Please copy every line of the data in which the string "JSON" appears.

********

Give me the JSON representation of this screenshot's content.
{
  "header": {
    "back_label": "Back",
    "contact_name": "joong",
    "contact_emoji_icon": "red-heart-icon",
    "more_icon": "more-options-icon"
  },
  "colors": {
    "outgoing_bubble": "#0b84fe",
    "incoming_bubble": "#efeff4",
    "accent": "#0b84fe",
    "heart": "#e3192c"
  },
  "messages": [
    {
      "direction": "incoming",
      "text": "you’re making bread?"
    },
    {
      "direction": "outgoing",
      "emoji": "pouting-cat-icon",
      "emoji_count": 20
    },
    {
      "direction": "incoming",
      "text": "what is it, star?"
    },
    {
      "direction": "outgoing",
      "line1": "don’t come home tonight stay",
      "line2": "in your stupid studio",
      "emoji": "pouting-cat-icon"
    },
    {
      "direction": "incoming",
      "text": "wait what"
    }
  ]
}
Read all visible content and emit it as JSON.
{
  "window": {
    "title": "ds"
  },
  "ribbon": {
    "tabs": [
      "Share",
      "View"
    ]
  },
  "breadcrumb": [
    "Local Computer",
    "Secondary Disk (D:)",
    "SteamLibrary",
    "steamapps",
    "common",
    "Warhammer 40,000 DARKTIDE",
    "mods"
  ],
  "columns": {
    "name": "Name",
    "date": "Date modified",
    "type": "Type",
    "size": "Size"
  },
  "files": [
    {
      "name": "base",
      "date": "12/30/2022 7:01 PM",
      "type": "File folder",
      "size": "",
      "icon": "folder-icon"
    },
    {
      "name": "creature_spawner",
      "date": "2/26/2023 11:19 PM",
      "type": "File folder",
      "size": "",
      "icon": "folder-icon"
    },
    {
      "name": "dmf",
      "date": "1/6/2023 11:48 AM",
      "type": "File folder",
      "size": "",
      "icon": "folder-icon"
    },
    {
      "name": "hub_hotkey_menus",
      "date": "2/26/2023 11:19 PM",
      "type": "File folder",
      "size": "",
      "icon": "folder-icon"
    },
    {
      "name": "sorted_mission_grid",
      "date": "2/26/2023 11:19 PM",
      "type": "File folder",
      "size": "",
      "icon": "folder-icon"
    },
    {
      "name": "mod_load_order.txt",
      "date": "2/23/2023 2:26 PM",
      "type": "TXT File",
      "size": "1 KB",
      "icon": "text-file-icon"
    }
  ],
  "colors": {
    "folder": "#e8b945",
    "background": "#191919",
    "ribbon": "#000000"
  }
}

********

FINISHED TASK »
Give me the JSON representation of this screenshot's content.
Read all visible content and emit it as JSON.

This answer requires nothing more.